It derives its name from Sir Donald Friell Mcleod, a lieutenant Governor of Punjab and also one of the founders of Punjab University. “Ganj” is Hindi for “neighbourhood”. After the second Anglo-Sikh war in 1849, a subsidiary cantonment of the British Army was stationed at Dharamshala. By 1855, two major civilian settlements emerged, namely Mcleoganj and Forsythganj. However, a massive earthquake in 1905 destroyed these twin towns, killing approximately 19,000. It was only after fifty years, that the town regained its importance with the setting up of Tibetan government-in-exile.

Here are some of the tourist attractions,

  • Tsuglag Khang or the Dalai Lama Temple – It is the most important site in Mcleodganj. The Tibetan monks and ordinary people come here to pay their respects to Dalai Lama and to pray. Many tourists come here to understand Tibetan Buddhism and seek solitude.
  • St. John in the wilderness – The word “wilderness” has been very aptly associated with this place. Set in the lush green valley of Forsythganj and facing the snow-capped mountains of the Dhauladhar mountain range, this Anglican Church is known for its neo-Gothic stone buildings and Belgian stained glass windows, donated by Lady Elgin. While taking a stroll in the serene and green campus, you are momentarily transported away from the hustle bustle of cities.
  • Dal Lake – Every year an annual fair is held here and hundreds come to take a dip in this holy lake.
  • Tibetan Monastery – Enter through its gates and you will find yourself surrounded with trees, water rushing along the lanes, ponds with pretty orange fish and Tibetan children running around the place. The campus houses a temple, school and a shop. The food at its café is mouth-watering. Its specialties are Chilly Paneer and fried potatoes with basil. The café provides the ideal situation to revel in the calm atmosphere and enjoy the delicious food, accompanied with a good book, if you’re fond of reading.
  • Bazaar – If you begin to crave for shopping after all the Dharamshala Darshan, head to this market. Old women setting up their jewellery stalls, young boys playing Tibetan romantic music at their shops and momos stalls are a common sight. Here you can find Tibetan dresses, junk jewellery, bags, footwear, all at very affordable prices. It also boasts of cafes like the Rogpa Café, a charitable trust that offers brownies and coffee and other such eateries. Hotel Curry Leaf is another place to tickle your taste buds. Their spring rolls are quite popular as well.

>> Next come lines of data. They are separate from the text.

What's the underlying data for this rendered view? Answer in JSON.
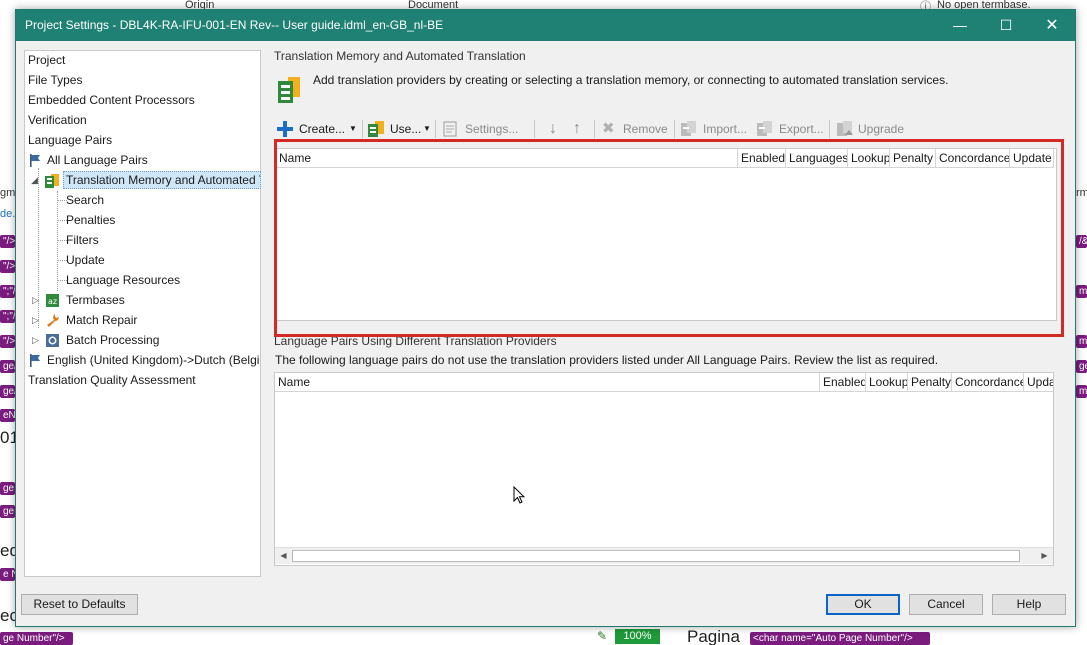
{
  "background": {
    "col_origin": "Origin",
    "col_document": "Document",
    "termbase_status": "No open termbase.",
    "frag_gme": "gme",
    "frag_rm": "rm",
    "frag_de": "de.",
    "frag_num": "01",
    "frag_ed": "ed",
    "frag_ec": "ec",
    "tags_left": [
      "\"/>",
      "\"/>",
      "\";\"/>",
      "\";\"/>",
      "\"/>",
      "ge/&",
      "ge/&",
      "eN",
      "ge",
      "ge",
      "e N",
      "ge Number\"/>"
    ],
    "tags_right": [
      "/&",
      "m/",
      "m/",
      "ge",
      "m/"
    ],
    "zoom": "100%",
    "pagina": "Pagina",
    "char_tag": "<char name=\"Auto Page Number\"/>"
  },
  "dialog": {
    "title": "Project Settings - DBL4K-RA-IFU-001-EN Rev-- User guide.idml_en-GB_nl-BE",
    "window_buttons": {
      "minimize": "—",
      "maximize": "☐",
      "close": "✕"
    },
    "tree": [
      {
        "label": "Project"
      },
      {
        "label": "File Types"
      },
      {
        "label": "Embedded Content Processors"
      },
      {
        "label": "Verification"
      },
      {
        "label": "Language Pairs"
      },
      {
        "label": "All Language Pairs"
      },
      {
        "label": "Translation Memory and Automated Translation"
      },
      {
        "label": "Search"
      },
      {
        "label": "Penalties"
      },
      {
        "label": "Filters"
      },
      {
        "label": "Update"
      },
      {
        "label": "Language Resources"
      },
      {
        "label": "Termbases"
      },
      {
        "label": "Match Repair"
      },
      {
        "label": "Batch Processing"
      },
      {
        "label": "English (United Kingdom)->Dutch (Belgium)"
      },
      {
        "label": "Translation Quality Assessment"
      }
    ],
    "tm_section": {
      "title": "Translation Memory and Automated Translation",
      "description": "Add translation providers by creating or selecting a translation memory, or connecting to automated translation services.",
      "toolbar": {
        "create": "Create...",
        "use": "Use...",
        "settings": "Settings...",
        "remove": "Remove",
        "import": "Import...",
        "export": "Export...",
        "upgrade": "Upgrade"
      },
      "columns": [
        "Name",
        "Enabled",
        "Languages",
        "Lookup",
        "Penalty",
        "Concordance",
        "Update"
      ]
    },
    "lp_section": {
      "title": "Language Pairs Using Different Translation Providers",
      "description": "The following language pairs do not use the translation providers listed under All Language Pairs. Review the list as required.",
      "columns": [
        "Name",
        "Enabled",
        "Lookup",
        "Penalty",
        "Concordance",
        "Update"
      ]
    },
    "buttons": {
      "reset": "Reset to Defaults",
      "ok": "OK",
      "cancel": "Cancel",
      "help": "Help"
    }
  }
}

As a traveler, you often wonder how difficult it is to stay in an alien land, knowing that your own people are back in their homeland fighting for freedom. How does it feel to not know whether they will live to see the day Tibet gains freedom? How does it feel to create a new Tibet? How does it feel to struggle to establish your identity in another country?

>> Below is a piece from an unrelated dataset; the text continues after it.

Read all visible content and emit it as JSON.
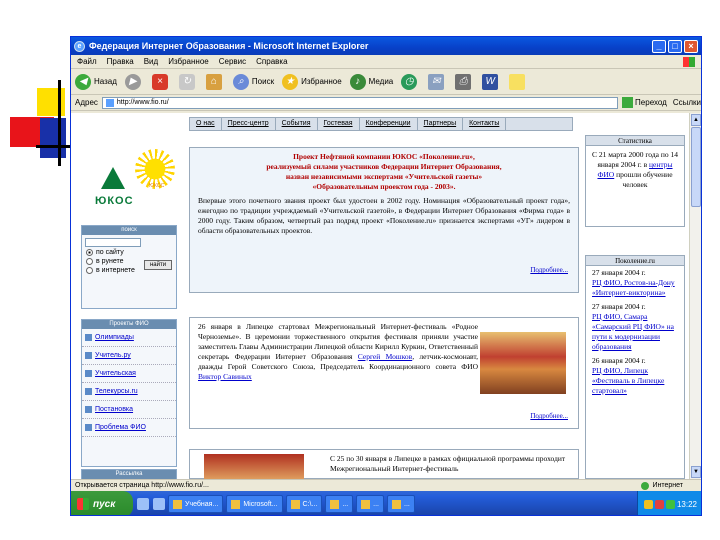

“Yes, it’s difficult. But our Dalai Lama is here. And wherever he is, our centre, our hearts lie.”, says an old lady at the shop, erasing all my doubts.